Students from the log cabin school period (c 1841 - 1850) had contact with Native Americans who camped under a locust tree north of the schoolhouse. Despite relinquishing their land to the U.S. Government in the Treaty of Chicago in 1833, Native Americans continued to pass through Lake County for many years, returning to ancestral burial grounds. The students noted that the visitors carried a large quantity of dried meat and corn, and had a great many dogs and ponies. The Native Americans also continued to plant corn on islands on nearby lakes.


In 1850, a new school was built for its 70 students, and the log cabin structure became a blacksmith shop. The second schoolhouse was a frame structure about 20 x 30 feet. Teacher, Frances Simens (later Mrs. F.C. Doolittle) provided a globe and a map for study purposes.
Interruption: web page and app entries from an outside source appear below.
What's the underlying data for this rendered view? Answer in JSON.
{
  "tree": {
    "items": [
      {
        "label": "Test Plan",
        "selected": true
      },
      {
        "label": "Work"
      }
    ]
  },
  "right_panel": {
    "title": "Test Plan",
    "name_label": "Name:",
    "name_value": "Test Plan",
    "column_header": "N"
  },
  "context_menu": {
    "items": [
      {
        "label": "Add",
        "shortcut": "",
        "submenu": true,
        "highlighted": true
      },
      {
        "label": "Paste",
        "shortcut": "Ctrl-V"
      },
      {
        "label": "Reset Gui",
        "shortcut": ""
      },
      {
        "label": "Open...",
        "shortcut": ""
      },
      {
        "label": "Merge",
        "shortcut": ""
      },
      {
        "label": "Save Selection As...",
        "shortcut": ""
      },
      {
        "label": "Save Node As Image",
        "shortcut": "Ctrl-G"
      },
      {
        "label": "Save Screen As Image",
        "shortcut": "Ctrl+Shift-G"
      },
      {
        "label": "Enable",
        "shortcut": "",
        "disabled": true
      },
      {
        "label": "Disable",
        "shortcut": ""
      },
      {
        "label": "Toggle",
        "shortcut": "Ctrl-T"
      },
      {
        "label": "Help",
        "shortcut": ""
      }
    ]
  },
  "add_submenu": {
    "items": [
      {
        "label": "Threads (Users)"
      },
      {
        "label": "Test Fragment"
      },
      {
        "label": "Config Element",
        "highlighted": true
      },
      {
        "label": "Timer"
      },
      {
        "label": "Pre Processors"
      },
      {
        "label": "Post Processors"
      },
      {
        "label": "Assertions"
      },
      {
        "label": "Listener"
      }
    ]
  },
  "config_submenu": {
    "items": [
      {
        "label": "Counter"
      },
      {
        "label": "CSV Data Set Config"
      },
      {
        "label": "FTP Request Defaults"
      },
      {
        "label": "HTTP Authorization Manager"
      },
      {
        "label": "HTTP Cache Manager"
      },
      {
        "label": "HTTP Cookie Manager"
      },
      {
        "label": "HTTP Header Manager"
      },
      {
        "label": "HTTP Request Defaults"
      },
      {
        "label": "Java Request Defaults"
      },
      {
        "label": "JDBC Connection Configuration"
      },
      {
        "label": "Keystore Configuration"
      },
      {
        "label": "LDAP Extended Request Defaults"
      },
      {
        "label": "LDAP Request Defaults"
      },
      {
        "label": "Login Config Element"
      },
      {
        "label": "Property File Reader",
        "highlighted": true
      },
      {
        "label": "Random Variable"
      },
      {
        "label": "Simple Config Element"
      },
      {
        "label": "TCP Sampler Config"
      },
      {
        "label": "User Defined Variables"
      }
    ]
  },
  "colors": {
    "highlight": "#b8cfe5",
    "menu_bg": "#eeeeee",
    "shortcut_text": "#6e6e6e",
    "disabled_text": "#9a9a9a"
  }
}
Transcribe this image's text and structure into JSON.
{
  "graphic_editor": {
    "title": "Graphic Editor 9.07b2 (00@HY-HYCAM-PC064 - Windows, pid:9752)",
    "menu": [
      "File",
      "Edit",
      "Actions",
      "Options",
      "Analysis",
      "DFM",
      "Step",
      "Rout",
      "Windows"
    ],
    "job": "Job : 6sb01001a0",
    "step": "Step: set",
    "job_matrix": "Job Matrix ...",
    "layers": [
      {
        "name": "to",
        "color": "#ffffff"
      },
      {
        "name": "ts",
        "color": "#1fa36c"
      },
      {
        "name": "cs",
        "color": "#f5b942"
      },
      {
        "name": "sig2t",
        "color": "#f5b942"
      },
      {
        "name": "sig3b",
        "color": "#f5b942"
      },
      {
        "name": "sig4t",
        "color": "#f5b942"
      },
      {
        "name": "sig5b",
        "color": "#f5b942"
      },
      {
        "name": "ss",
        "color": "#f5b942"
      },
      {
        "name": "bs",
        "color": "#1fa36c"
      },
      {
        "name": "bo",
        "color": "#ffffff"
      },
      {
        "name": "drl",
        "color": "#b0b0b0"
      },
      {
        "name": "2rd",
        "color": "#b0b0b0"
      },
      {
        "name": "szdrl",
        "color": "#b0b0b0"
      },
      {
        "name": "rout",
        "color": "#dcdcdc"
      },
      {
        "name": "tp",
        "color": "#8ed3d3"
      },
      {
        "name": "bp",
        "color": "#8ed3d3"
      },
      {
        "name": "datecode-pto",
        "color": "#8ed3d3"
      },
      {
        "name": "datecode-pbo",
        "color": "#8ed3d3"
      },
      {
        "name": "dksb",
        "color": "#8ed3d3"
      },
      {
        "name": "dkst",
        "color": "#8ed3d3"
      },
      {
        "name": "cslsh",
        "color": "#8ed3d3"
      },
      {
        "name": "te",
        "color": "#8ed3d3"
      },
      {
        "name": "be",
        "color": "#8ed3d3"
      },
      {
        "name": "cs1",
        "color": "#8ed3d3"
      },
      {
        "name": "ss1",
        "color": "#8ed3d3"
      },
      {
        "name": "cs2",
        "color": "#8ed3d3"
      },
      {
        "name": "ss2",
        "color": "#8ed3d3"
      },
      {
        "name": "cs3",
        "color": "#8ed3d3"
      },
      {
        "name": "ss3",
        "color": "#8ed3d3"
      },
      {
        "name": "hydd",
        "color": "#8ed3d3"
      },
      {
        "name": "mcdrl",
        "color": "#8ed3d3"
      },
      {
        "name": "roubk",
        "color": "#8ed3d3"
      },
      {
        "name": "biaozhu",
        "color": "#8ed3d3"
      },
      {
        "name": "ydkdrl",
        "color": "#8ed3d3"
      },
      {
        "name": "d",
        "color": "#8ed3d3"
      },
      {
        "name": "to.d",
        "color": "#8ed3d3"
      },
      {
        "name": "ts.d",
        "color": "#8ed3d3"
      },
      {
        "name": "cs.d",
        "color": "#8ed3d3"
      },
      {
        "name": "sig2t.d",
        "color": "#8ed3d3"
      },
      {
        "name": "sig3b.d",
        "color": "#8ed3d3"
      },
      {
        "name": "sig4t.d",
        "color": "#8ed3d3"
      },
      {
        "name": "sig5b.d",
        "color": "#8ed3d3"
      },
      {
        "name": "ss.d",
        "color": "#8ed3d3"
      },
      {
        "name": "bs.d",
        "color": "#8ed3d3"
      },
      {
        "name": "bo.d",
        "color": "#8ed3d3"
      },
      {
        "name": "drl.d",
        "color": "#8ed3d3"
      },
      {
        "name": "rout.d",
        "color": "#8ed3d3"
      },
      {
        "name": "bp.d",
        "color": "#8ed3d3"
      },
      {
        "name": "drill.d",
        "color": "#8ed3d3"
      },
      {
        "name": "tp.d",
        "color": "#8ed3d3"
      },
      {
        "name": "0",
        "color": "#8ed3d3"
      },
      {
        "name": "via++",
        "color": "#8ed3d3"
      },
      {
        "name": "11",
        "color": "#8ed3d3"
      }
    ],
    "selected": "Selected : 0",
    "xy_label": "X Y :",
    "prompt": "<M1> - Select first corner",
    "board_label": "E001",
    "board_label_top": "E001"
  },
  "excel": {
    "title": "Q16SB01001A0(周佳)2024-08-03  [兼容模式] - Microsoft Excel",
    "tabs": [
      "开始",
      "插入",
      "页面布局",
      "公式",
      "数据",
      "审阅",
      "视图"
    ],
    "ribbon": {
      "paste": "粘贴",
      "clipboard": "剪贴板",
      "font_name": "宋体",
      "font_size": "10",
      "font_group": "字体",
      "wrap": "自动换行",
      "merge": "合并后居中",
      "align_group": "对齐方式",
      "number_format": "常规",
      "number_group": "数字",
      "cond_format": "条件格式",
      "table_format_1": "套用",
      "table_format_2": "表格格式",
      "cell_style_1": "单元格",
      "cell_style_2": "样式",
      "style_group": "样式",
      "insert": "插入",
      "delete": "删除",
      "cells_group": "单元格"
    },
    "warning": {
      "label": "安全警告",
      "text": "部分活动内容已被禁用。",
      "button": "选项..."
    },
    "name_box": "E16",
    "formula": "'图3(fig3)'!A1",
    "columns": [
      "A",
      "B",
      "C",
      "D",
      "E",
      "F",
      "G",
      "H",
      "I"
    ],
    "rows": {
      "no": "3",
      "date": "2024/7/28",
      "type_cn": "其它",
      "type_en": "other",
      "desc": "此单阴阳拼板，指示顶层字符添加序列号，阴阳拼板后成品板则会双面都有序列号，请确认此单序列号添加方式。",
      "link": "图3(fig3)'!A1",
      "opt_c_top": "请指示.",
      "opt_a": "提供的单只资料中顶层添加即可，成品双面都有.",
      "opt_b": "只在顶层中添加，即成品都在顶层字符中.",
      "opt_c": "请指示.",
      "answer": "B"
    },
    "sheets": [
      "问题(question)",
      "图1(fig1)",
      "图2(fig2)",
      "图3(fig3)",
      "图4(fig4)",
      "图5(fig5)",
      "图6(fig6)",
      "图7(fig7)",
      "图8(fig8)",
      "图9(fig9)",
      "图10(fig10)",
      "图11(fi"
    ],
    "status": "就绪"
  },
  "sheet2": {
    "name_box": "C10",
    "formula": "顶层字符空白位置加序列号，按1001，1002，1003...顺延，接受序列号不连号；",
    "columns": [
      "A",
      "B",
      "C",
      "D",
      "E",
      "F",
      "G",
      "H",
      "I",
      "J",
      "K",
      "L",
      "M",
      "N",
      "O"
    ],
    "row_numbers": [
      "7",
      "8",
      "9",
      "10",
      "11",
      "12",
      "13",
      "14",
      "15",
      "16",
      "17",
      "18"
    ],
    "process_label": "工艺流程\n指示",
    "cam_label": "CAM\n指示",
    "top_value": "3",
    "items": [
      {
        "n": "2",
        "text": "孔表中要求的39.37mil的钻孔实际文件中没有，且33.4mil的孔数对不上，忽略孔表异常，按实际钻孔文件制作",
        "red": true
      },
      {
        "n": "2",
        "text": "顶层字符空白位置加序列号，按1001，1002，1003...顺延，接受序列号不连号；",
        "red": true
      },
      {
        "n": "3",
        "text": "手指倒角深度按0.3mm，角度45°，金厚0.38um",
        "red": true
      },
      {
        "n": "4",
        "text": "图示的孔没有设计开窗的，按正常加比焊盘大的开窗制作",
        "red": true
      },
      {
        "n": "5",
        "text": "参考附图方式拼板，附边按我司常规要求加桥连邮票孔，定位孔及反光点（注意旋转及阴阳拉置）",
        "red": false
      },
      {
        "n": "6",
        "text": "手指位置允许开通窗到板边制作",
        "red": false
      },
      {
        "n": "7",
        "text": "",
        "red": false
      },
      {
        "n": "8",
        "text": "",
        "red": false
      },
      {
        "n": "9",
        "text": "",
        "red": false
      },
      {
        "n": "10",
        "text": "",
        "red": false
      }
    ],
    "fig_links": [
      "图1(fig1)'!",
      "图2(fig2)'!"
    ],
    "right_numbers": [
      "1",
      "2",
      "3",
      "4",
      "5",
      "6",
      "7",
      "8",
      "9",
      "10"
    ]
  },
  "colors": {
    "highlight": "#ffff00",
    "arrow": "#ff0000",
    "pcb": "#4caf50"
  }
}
The first frame schoolhouse (above) in later years when it was the residence of A. Petersen.

The third Avon Center School was built about 1887. This building was 36 x 25 feet with a brick foundation, and a wooden flagpole out front. Photo of school and students taken circa 1916.

The 1887-built school was remodeled about 1916. The school was raised and a cement block basement put under it for a furnace room and "play" room. The wooden flagpole was replaced with galvinized pipe. Larger windows were added and the porch enclosed. Photo of the improved school and its students taken in 1918.

Interior of the remodeled school, 1918.

In 1950, a two-room brick building was constructed for Avon Center School on Route 83 in Round Lake Beach. The following year, the framed schoolhouse was put up for bid. It sold for $6,700 and became a family residence.

The new brick building marked the end of Avon Center School's one-room school history. In 1988, the school merged with Grayslake District 46, putting an end entirely to Avon Center School.

In 1918, the school's history was compiled by several of its' scholars—Walter Parker, Leo Sheldon, Maybelle Sheldon, Della Bacigalupo, and Bertha Doolittle.

Shown in the photograph (left) are Askel and Gunnor Petersen, holding a kitty and puppy. Gunnor did the fantastic drawings shared in this blog. Many more of his drawings are included in the school history, along with more photographs and information about the school and environs.









I am grateful to the wisdom of school officials in 1918 who created the project to "chronicle" area history from "original sources." The museum holds 52 Lake County school histories, 18 of which have been digitized with grant funding and made available online at the Illinois Digital Archives. Though they are referred to as "school histories" they also document early settlers, businesses and town histories, and often share rare photographs and anecdotes, as seen in Avon Center School's history.

The Avon Center School History can be seen in its entirety online at the Illinois Digital Archives. The museum's online collections recently moved to the IDA, and are accessible on the site's Digital Past link.

1 comment:

Debbie said...

This is a fantastic article! I attended Avon Grade School from 1964-1972. All eight years there were a joy, and I love learning the history of it.
Thank you so much!
Debbie Wright